McGraw Hill swiftly did its damage control. It announced that it was changing the caption in both the digital and print versions to characterize the migration accurately as a “forced” diaspora of slaves: “We conducted a close review of the content and agree that our language in that caption did not adequately convey that Africans were both forced into migration and to labor against their will as slaves,” the company said in a statement. “We believe we can do better.” Catherine Mathis, the company’s spokeswoman, also emphasized that the textbook accurately referred to the slave trade and its brutality in more than a dozen other instances. And McGraw Hill has offered to provide various additional resources to any school that requests them, including supplemental materials on cultural competency, replacement textbooks, or stickers with a corrected caption to place over the erroneous one. But Texas school districts were already in possession of more than 100,000 copies of the book, while another 40,000, according to Mathis, are in schools in other states across the country.

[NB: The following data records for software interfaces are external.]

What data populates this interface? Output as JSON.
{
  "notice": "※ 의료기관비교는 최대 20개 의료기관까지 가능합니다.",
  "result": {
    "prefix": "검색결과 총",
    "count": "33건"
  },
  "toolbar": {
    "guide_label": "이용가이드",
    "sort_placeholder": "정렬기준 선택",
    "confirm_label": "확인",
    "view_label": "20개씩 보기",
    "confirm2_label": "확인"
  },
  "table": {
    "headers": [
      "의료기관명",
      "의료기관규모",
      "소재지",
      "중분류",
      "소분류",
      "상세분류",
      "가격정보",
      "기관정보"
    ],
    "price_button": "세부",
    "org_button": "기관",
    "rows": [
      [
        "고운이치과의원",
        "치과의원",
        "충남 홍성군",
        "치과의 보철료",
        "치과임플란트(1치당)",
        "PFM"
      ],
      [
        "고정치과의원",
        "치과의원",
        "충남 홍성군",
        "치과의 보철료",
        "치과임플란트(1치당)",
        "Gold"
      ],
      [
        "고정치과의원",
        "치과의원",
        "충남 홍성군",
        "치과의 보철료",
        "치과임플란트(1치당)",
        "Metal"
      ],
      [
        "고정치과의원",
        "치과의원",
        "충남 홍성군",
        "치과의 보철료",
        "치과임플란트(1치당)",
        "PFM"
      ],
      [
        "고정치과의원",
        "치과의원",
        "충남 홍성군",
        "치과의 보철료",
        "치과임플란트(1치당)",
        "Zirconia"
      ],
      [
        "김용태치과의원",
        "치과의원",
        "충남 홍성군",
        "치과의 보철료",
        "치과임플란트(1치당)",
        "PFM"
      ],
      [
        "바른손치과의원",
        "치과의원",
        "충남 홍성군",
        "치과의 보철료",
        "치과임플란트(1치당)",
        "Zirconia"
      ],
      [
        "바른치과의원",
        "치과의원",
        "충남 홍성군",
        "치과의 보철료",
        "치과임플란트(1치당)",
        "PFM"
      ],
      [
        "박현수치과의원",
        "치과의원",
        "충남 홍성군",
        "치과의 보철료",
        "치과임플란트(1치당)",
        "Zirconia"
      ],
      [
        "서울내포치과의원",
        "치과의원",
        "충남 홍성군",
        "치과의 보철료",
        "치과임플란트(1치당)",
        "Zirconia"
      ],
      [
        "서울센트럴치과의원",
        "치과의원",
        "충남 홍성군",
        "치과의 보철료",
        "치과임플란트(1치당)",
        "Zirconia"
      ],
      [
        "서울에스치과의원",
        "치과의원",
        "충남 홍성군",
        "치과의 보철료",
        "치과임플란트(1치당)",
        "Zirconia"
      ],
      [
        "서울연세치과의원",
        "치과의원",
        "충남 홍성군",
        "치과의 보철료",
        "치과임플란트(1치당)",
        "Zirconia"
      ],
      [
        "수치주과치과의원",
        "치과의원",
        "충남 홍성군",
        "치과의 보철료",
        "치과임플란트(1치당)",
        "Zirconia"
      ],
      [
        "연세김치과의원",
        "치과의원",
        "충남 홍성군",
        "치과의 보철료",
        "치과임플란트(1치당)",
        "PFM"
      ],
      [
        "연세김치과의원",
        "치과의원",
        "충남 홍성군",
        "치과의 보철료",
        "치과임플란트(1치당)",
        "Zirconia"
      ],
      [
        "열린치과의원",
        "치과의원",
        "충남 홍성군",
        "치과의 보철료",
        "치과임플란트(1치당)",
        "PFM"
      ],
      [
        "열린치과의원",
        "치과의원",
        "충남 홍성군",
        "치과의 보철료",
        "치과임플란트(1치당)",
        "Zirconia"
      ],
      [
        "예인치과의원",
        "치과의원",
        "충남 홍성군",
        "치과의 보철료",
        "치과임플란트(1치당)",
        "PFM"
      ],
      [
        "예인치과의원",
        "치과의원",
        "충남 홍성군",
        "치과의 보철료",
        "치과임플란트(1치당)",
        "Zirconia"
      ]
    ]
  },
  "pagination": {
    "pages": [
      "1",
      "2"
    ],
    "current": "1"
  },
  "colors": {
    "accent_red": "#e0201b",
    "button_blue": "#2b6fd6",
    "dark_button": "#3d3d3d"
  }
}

If nothing else, the incident may serve as yet another example of why social studies—and history in particular—is such a tricky subject to teach, at least via textbooks and multiple-choice tests. Its topics are inherently subjective, impossible to distill into paragraphs jammed with facts and figures alone. As the historian and sociologist Jim Loewen recently told me, in history class students typically “have to memorize what we might call ‘twigs.’ We’re not teaching the forest—we’re not even teaching the trees,” said Loewen, best known for his 1995 book Lies My Teacher Told Me: Everything Your American History Textbook Got Wrong. “We are teaching twig history.”
This is in part why a growing number of educators are calling for a fundamental shift in how the subject is taught. Some are even calling on their colleagues to abandon traditional models of teaching history altogether. Instead of promoting the rote memorization of information outlined in a single, mass-produced textbook, these critics argue that teachers should use a variety of primary-source materials and other writings, encouraging kids to analyze how these narratives are written and recognize the ways in which inherent biases shape conventional instructional materials. In an essay for The Atlantic earlier this year, Michael Conway argued that history classes should focus on teaching children “historiography”—the methodologies employed by historians and the exploration of history itself as an academic discipline:
Currently, most students learn history as a set narrative—a process that reinforces the mistaken idea that the past can be synthesized into a single, standardized chronicle of several hundred pages. This teaching pretends that there is a uniform collective story, which is akin to saying everyone remembers events the same. Yet, history is anything but agreeable. It is not a collection of facts deemed to be “official” by scholars on high. It is a collection of historians exchanging different, often conflicting analyses. And rather than vainly seeking to transcend the inevitable clash of memories, American students would be better served by descending into the bog of conflict and learning the many "histories" that compose the American national story.
But according to Loewen, the shortcomings of the country’s history teachers make the improvement of its instruction, let alone the introduction of historiography, a particularly difficult feat. Compared to their counterparts in other subjects, high-school history teachers are, at least in terms of academic credentials, among the least qualified. A report by the American Academy of Arts & Sciences on public high-school educators in 11 subjects found that in the 2011-12 school year, more than a third—34 percent—of those teaching history classes as a primary assignment had neither majored nor been certified in the subject; only about a fourth of them had both credentials. (At least half of the teachers in each of the other 10 categories had both majored and been certified in their assigned subjects.)